Subordinate clauses, which we have already
talked briefly about, are clauses which are subordinated to the main clause of
the sentences, and which are introduced by subordinating conjunctions – words
like if, after, although, so that, when,
unless, and so on. (See page 145 in your text for a refresher.)
Like all dependent clauses, subordinated
clauses have both a subject and a finite verb, but their meaning is incomplete.
When we combine the simple
sentence types we’ve already looked at – sentence type I, II, III, IV, and V –
into more complex sentence, we do this through a process that grammarians call
To begin with, all English sentences – indeed, all sentences
in all human languages, so far as we have encountered them – divide into
subject and predicate.
That is to say, all English sentences tell us about a topic (a
person, a thing, an idea, whatever), and then tell us something about that
As a speaker of English, you already know about this division,
and you’ll probably find you can divide sentences into subjects and predicates
quite easily.
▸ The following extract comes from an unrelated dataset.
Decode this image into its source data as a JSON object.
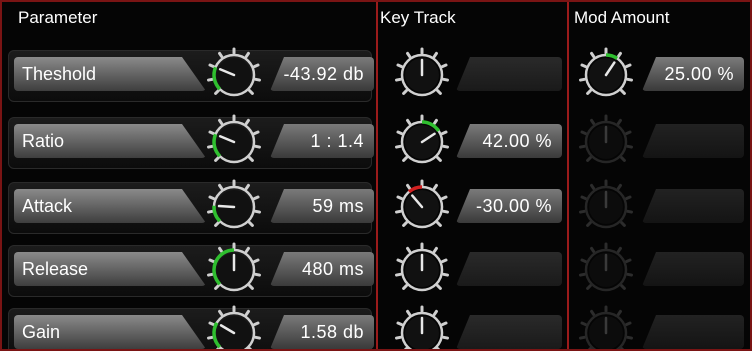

Where would you put the division in these sentences, for
traditional grammar, pronouns are often classified with nouns. But a little thought
shows us that nouns and pronouns have very different forms. Pronouns also
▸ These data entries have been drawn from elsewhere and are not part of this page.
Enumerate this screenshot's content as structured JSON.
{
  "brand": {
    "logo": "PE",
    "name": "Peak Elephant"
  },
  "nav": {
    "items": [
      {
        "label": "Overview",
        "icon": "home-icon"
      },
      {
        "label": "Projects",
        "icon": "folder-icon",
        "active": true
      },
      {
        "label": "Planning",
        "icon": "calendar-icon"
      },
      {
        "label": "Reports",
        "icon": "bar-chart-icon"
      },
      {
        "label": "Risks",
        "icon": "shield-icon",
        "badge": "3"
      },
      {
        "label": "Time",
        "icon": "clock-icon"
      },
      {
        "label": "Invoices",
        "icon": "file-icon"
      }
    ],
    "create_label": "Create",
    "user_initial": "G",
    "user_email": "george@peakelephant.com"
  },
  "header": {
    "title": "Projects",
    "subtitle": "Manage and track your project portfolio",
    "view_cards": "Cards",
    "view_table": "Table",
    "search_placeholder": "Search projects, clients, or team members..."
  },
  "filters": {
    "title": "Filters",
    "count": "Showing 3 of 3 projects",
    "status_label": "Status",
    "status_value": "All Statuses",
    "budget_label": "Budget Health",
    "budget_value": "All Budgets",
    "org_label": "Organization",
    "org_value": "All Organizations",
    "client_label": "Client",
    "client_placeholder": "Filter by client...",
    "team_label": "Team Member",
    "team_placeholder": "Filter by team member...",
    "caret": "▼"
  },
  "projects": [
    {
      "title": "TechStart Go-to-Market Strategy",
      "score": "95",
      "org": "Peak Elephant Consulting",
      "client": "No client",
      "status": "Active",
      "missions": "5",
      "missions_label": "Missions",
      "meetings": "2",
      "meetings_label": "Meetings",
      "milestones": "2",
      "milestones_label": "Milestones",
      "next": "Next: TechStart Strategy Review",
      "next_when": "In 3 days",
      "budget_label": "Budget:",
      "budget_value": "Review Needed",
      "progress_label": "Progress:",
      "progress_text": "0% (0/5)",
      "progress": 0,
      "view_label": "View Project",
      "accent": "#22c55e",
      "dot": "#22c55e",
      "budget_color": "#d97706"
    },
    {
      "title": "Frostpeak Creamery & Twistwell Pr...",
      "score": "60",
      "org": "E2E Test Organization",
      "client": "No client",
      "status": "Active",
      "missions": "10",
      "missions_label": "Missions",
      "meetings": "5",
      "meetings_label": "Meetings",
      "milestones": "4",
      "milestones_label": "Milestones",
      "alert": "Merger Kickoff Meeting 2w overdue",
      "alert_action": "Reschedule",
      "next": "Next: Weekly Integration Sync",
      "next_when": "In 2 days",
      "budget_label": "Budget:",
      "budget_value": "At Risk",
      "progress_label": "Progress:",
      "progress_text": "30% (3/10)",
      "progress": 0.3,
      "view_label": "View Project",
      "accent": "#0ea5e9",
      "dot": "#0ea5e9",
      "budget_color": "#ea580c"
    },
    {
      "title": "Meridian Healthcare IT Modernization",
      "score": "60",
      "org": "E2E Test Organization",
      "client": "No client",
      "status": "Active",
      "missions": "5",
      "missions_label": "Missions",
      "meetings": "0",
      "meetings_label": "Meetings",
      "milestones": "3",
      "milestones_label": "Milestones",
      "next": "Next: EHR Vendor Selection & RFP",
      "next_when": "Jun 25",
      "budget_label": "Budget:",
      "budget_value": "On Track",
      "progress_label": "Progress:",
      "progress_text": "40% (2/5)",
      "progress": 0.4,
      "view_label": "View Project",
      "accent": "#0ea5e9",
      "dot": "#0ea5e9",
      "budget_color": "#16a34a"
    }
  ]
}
function somewhat differently than nouns do.
qualifier precedes an adjective or adverb, modifying it by increasing or
decreasing its quality. In that respect, a qualifier is a kind of adverb (since
it always modifies something other than a noun). However, it is not a true
adverb, but a structure class word.
verbs provide grammatical information about the main verb. Specifically, these
verb indicate information about tense, mood, and voice. (We’ll talk about all
of this in more depth later on.) You may have heard these verbs called “helping
far, we have been looking at Form Class Words – nouns, verbs, adjectives, and
adverbs. To review, form class words are words that can change their shape by
accepting morphemes. So a noun, like dog,
can become dogs; and an adjective
like happy can become happier, or unhappy.
we move further into the book, we’ll start using sentence diagramming, both the
Reed-Kellogg method and tree diagrams. Your book on pages 106-108 introduces
you to this method, but you can learn more at this link.
Prototypical v. Peripheral:
grammar as in life, our categories leak. When, for instance, we are sorting
fiction into boxes labeled fantasy and boxes labeled science fiction, we will
find some examples that clearly go in one box or the other – Lord of the Rings, The Left Hand of Darkness
– but others will fall in a grey area: Anne McCaffery’s Pern novels, for
First, the good news. If
you’re a native speaker of English, you already know English grammar.
native speaker of English over the age of two or three (at least those without
some sort of developmental issue) knows English grammar by the time they reach
the age of two or three years old, though they may still be refining certain
points well into their fourth year.